### DIRECTIONS:
Which lines of the records contain "stengt"? Collect every one of them.
======== SUPPLIED MATERIAL
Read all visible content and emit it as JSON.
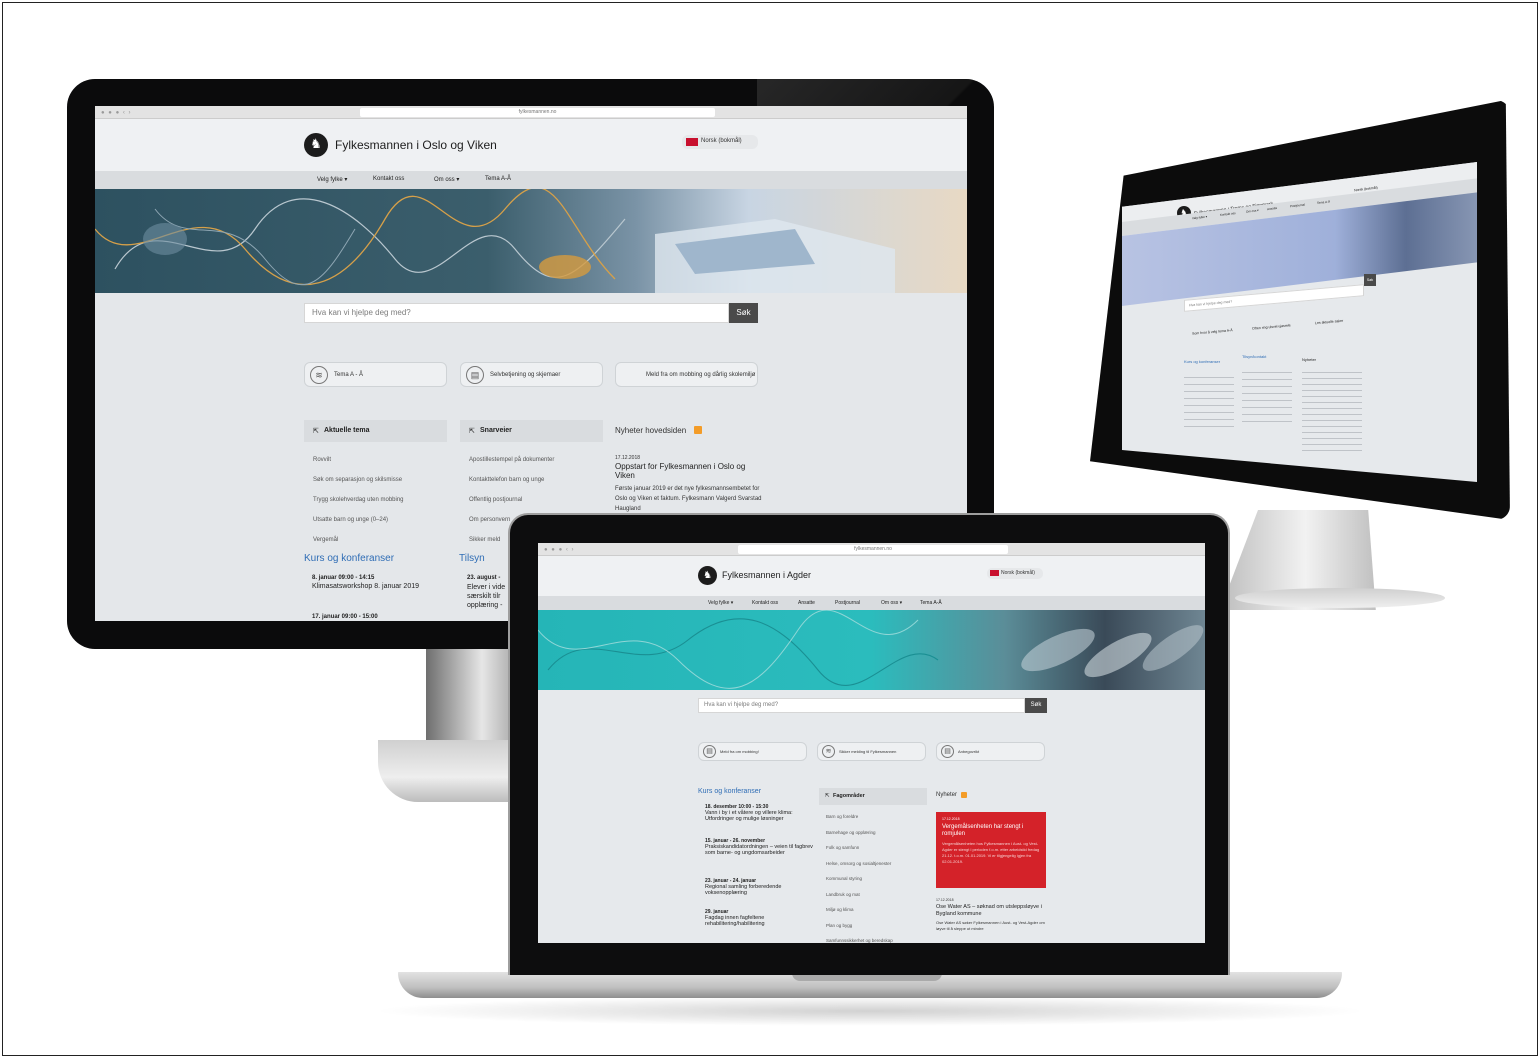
{
  "a": {
    "url": "fylkesmannen.no",
    "title": "Fylkesmannen i Oslo og Viken",
    "lang": "Norsk (bokmål)",
    "nav": [
      "Velg fylke ▾",
      "Kontakt oss",
      "Om oss ▾",
      "Tema A-Å"
    ],
    "search_placeholder": "Hva kan vi hjelpe deg med?",
    "search_btn": "Søk",
    "quick": [
      "Tema A - Å",
      "Selvbetjening og skjemaer",
      "Meld fra om mobbing og dårlig skolemiljø"
    ],
    "aktuelle": {
      "title": "Aktuelle tema",
      "items": [
        "Rovvilt",
        "Søk om separasjon og skilsmisse",
        "Trygg skolehverdag uten mobbing",
        "Utsatte barn og unge (0–24)",
        "Vergemål"
      ]
    },
    "snarveier": {
      "title": "Snarveier",
      "items": [
        "Apostillestempel på dokumenter",
        "Kontakttelefon barn og unge",
        "Offentlig postjournal",
        "Om personvern",
        "Sikker meld"
      ]
    },
    "nyheter": {
      "title": "Nyheter hovedsiden",
      "date": "17.12.2018",
      "headline": "Oppstart for Fylkesmannen i Oslo og Viken",
      "body": "Første januar 2019 er det nye fylkesmannsembetet for Oslo og Viken et faktum. Fylkesmann Valgerd Svarstad Haugland"
    },
    "kurs": {
      "title": "Kurs og konferanser",
      "items": [
        {
          "date": "8. januar 09:00 - 14:15",
          "text": "Klimasatsworkshop 8. januar 2019"
        },
        {
          "date": "17. januar 09:00 - 15:00",
          "text": ""
        }
      ]
    },
    "tilsyn": {
      "title": "Tilsyn",
      "date": "23. august -",
      "text": "Elever i vide særskilt tilr opplæring -"
    }
  },
  "b": {
    "url": "fylkesmannen.no",
    "title": "Fylkesmannen i Agder",
    "lang": "Norsk (bokmål)",
    "nav": [
      "Velg fylke ▾",
      "Kontakt oss",
      "Ansatte",
      "Postjournal",
      "Om oss ▾",
      "Tema A-Å"
    ],
    "search_placeholder": "Hva kan vi hjelpe deg med?",
    "search_btn": "Søk",
    "quick": [
      "Meld fra om mobbing!",
      "Sikker melding til Fylkesmannen",
      "Anbegovrikt"
    ],
    "kurs": {
      "title": "Kurs og konferanser",
      "items": [
        {
          "date": "18. desember 10:00 - 15:30",
          "text": "Vann i by i et våtere og villere klima: Utfordringer og mulige løsninger"
        },
        {
          "date": "15. januar - 26. november",
          "text": "Praksiskandidatordningen – veien til fagbrev som barne- og ungdomsarbeider"
        },
        {
          "date": "23. januar - 24. januar",
          "text": "Regional samling forberedende voksenopplæring"
        },
        {
          "date": "29. januar",
          "text": "Fagdag innen fagfeltene rehabilitering/habilitering"
        }
      ]
    },
    "fag": {
      "title": "Fagområder",
      "items": [
        "Barn og foreldre",
        "Barnehage og opplæring",
        "Folk og samfunn",
        "Helse, omsorg og sosialtjenester",
        "Kommunal styring",
        "Landbruk og mat",
        "Miljø og klima",
        "Plan og bygg",
        "Samfunnssikkerhet og beredskap"
      ]
    },
    "nyheter": {
      "title": "Nyheter",
      "alert_date": "17.12.2018",
      "alert_title": "Vergemålsenheten har stengt i romjulen",
      "alert_body": "Vergemålsenheten hos Fylkesmannen i Aust- og Vest-Agder er stengt i perioden f.o.m. etter arbeidstid fredag 21.12. t.o.m. 01.01.2019. Vi er tilgjengelig igjen fra 02.01.2019.",
      "date2": "17.12.2018",
      "headline2": "Ose Water AS – søknad om utsleppsløyve i Bygland kommune",
      "body2": "Ose Water AS søker Fylkesmannen i Aust- og Vest-Agder om løyve til å sleppe ut mindre"
    }
  },
  "c": {
    "title": "Fylkesmannen i Troms og Finnmark",
    "lang": "Norsk (bokmål)",
    "nav": [
      "Velg fylke ▾",
      "Kontakt oss",
      "Om oss ▾",
      "Ansatte",
      "Postjournal",
      "Tema A-Å"
    ],
    "search_placeholder": "Hva kan vi hjelpe deg med?",
    "search_btn": "Søk",
    "quick": [
      "Som hvor å velg tema A-Å",
      "Ofren ring ulsvel ujasrele",
      "Les aktuelle saker"
    ],
    "kurs": "Kurs og konferanser",
    "tilsyn": "Tilsyn/kontakt",
    "nyheter": "Nyheter"
  }
}
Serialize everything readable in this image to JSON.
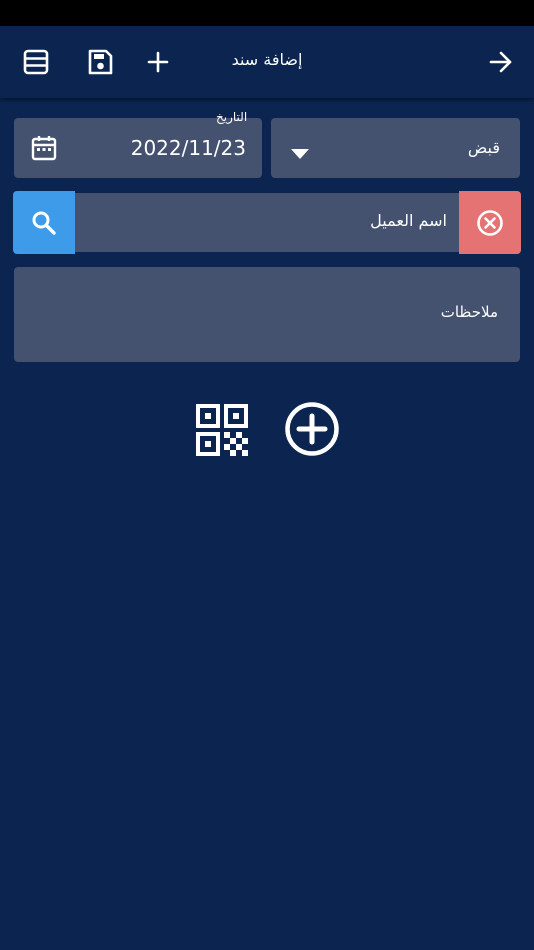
{
  "header": {
    "title": "إضافة سند"
  },
  "form": {
    "date_label": "التاريخ",
    "date_value": "2022/11/23",
    "type_value": "قبض",
    "customer_name": "اسم العميل",
    "notes_placeholder": "ملاحظات"
  },
  "icons": {
    "list": "list-icon",
    "save": "save-icon",
    "add": "plus-icon",
    "back": "arrow-right-icon",
    "calendar": "calendar-icon",
    "dropdown": "caret-down-icon",
    "search": "search-icon",
    "clear": "close-circle-icon",
    "qr": "qr-code-icon",
    "add_item": "add-circle-icon"
  },
  "colors": {
    "background": "#0b2550",
    "field": "#44526f",
    "search_button": "#3d9be9",
    "clear_button": "#e57373"
  }
}
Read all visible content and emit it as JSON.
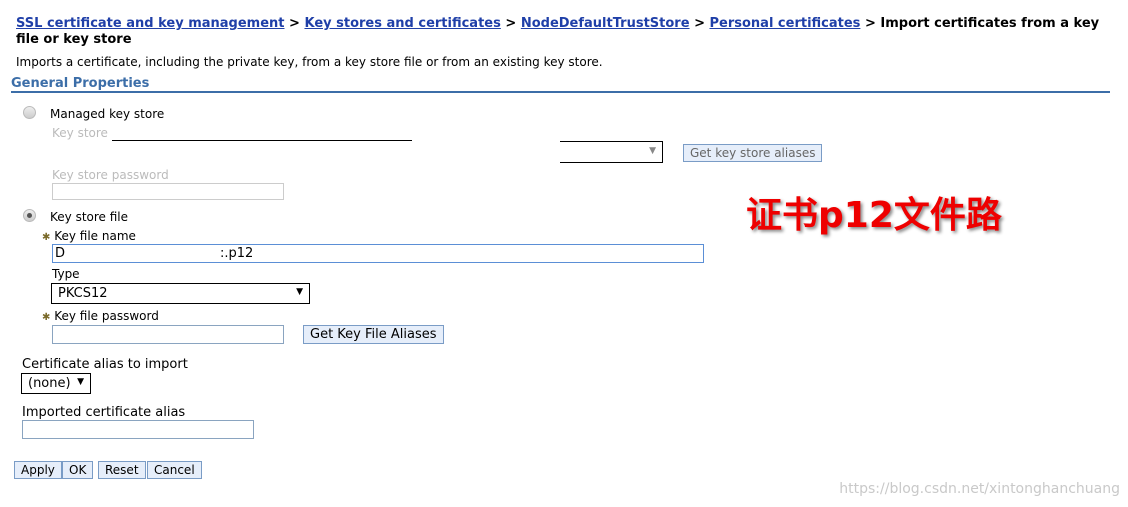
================
### RESPONSE FOR THIS EXERCISE:
      "alert_title": "Vergemålsenheten har stengt i romjulen",
      "alert_body": "Vergemålsenheten hos Fylkesmannen i Aust- og Vest-Agder er stengt i perioden f.o.m. etter arbeidstid fredag 21.12. t.o.m. 01.01.2019. Vi er tilgjengelig igjen fra 02.01.2019.",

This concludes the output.